A popular trend for electric poles in East Africa : Concrete Poles To Replace Wooden Electric Poles
Joseph Katera, the Managing Director Uganda Electricity Distribution Company says that it is becoming costly to sustain the use of wooden poles.
Uganda Electricity Distribution Company is considering using concrete to replace the wooden electricity poles, Uganda Radio Network has learnt. For several years now, wooden poles have been a common feature of the electricity power distribution network that connects nearly every region of the country. But this is bound to change, once Uganda Electricity Distribution Company implements a decision to use concrete poles. Joseph Katera, the Managing Director Uganda Electricity Distribution Company says that it is becoming costly to sustain the use of wooden poles.
He says that the company incurs huge expenses in procuring Creosote, the chemical used in treating the wooden poles. He explains that they buy the chemicals at a cost of 398 dollars for every drum of 210 liters adding that scarcity of the chemical has forced them to source the chemical from as far as China, India and South Africa. Katera says that there is also a fear that continued use of wood poles would greatly contribute to deforestation. He explains that the company has been supporting tree planning with the hope of sustaining the use of wooden poles in vain.
With increased competition for the poles, the prices have shot up. He says that currently a wooden pole cost between 150,000 shillings and 180,000 depending on its height. A pole measuring 10 metres high costs 150,000 while an 11 metres costs 170,000 and 12 metres fetches 180,000 shillings. Katera says that the delay to shift to the use of concrete poles has been due to the fear that it could be more expensive than tha wooden poles. He however says that they have realized that concrete poles are ideal in the long run because they last longer and do not deplete forests.
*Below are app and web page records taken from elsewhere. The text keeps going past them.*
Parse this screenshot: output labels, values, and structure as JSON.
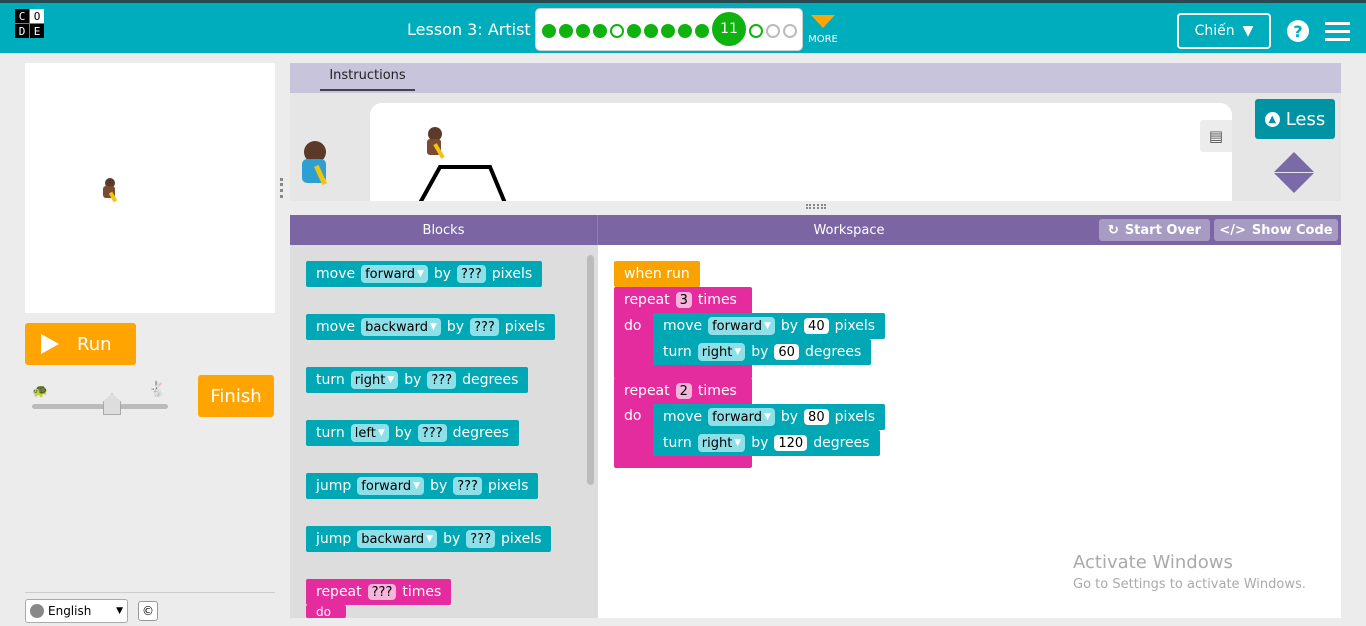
{
  "header": {
    "logo_letters": [
      "C",
      "O",
      "D",
      "E"
    ],
    "lesson_title": "Lesson 3: Artist",
    "current_level": "11",
    "more_label": "MORE",
    "user_name": "Chiến"
  },
  "stage": {
    "run_label": "Run",
    "finish_label": "Finish",
    "language": "English",
    "copyright": "©"
  },
  "instructions": {
    "tab_label": "Instructions",
    "less_label": "Less"
  },
  "editor": {
    "blocks_header": "Blocks",
    "workspace_header": "Workspace",
    "start_over_label": "Start Over",
    "show_code_label": "Show Code"
  },
  "toolbox": [
    {
      "verb": "move",
      "dir": "forward",
      "by": "by",
      "val": "???",
      "unit": "pixels"
    },
    {
      "verb": "move",
      "dir": "backward",
      "by": "by",
      "val": "???",
      "unit": "pixels"
    },
    {
      "verb": "turn",
      "dir": "right",
      "by": "by",
      "val": "???",
      "unit": "degrees"
    },
    {
      "verb": "turn",
      "dir": "left",
      "by": "by",
      "val": "???",
      "unit": "degrees"
    },
    {
      "verb": "jump",
      "dir": "forward",
      "by": "by",
      "val": "???",
      "unit": "pixels"
    },
    {
      "verb": "jump",
      "dir": "backward",
      "by": "by",
      "val": "???",
      "unit": "pixels"
    },
    {
      "verb": "repeat",
      "val": "???",
      "unit": "times",
      "do": "do"
    }
  ],
  "program": {
    "when_run": "when run",
    "loops": [
      {
        "repeat": "repeat",
        "count": "3",
        "times": "times",
        "do": "do",
        "move": {
          "verb": "move",
          "dir": "forward",
          "by": "by",
          "val": "40",
          "unit": "pixels"
        },
        "turn": {
          "verb": "turn",
          "dir": "right",
          "by": "by",
          "val": "60",
          "unit": "degrees"
        }
      },
      {
        "repeat": "repeat",
        "count": "2",
        "times": "times",
        "do": "do",
        "move": {
          "verb": "move",
          "dir": "forward",
          "by": "by",
          "val": "80",
          "unit": "pixels"
        },
        "turn": {
          "verb": "turn",
          "dir": "right",
          "by": "by",
          "val": "120",
          "unit": "degrees"
        }
      }
    ]
  },
  "watermark": {
    "title": "Activate Windows",
    "subtitle": "Go to Settings to activate Windows."
  },
  "colors": {
    "topbar": "#00adbc",
    "run": "#ffa400",
    "teal_block": "#00a7b5",
    "pink_block": "#e52c9e",
    "event_block": "#f8a300"
  }
}
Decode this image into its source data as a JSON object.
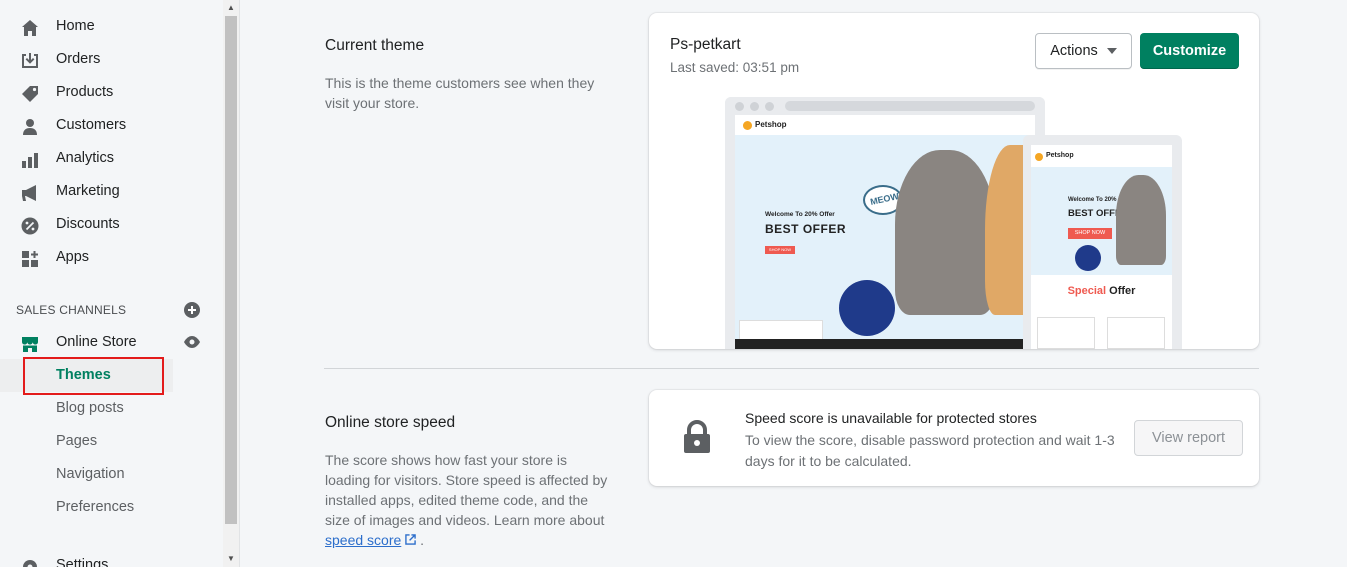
{
  "sidebar": {
    "items": [
      {
        "label": "Home",
        "icon": "home-icon"
      },
      {
        "label": "Orders",
        "icon": "orders-icon"
      },
      {
        "label": "Products",
        "icon": "tag-icon"
      },
      {
        "label": "Customers",
        "icon": "person-icon"
      },
      {
        "label": "Analytics",
        "icon": "bar-chart-icon"
      },
      {
        "label": "Marketing",
        "icon": "megaphone-icon"
      },
      {
        "label": "Discounts",
        "icon": "discount-icon"
      },
      {
        "label": "Apps",
        "icon": "apps-icon"
      }
    ],
    "sales_channels_title": "SALES CHANNELS",
    "online_store": "Online Store",
    "sub_items": [
      {
        "label": "Themes",
        "active": true
      },
      {
        "label": "Blog posts"
      },
      {
        "label": "Pages"
      },
      {
        "label": "Navigation"
      },
      {
        "label": "Preferences"
      }
    ],
    "settings": "Settings"
  },
  "current_theme": {
    "heading": "Current theme",
    "description": "This is the theme customers see when they visit your store.",
    "theme_name": "Ps-petkart",
    "last_saved": "Last saved: 03:51 pm",
    "actions_label": "Actions",
    "customize_label": "Customize"
  },
  "preview": {
    "brand": "Petshop",
    "welcome": "Welcome To 20% Offer",
    "best_offer": "BEST OFFER",
    "shop_now": "SHOP NOW",
    "meow": "MEOW",
    "special": "Special",
    "offer": "Offer"
  },
  "speed": {
    "heading": "Online store speed",
    "description": "The score shows how fast your store is loading for visitors. Store speed is affected by installed apps, edited theme code, and the size of images and videos. Learn more about",
    "link_text": "speed score",
    "link_suffix": " .",
    "card_title": "Speed score is unavailable for protected stores",
    "card_body": "To view the score, disable password protection and wait 1-3 days for it to be calculated.",
    "view_report": "View report"
  },
  "colors": {
    "primary": "#008060",
    "highlight": "#e31b1b",
    "link": "#2c6ecb"
  }
}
Charles Chapman, the Managing Director Umeme, the energy network distribution company says they are ready to invest in concrete poles to can down on the costs incurred on wooden poles. Chapman says that they currently buy at least 24,000 poles every year.
The shift from wooden to concrete poles would certainly provide a relief to environmentalists and hopefully guarantee safety of electricity installations.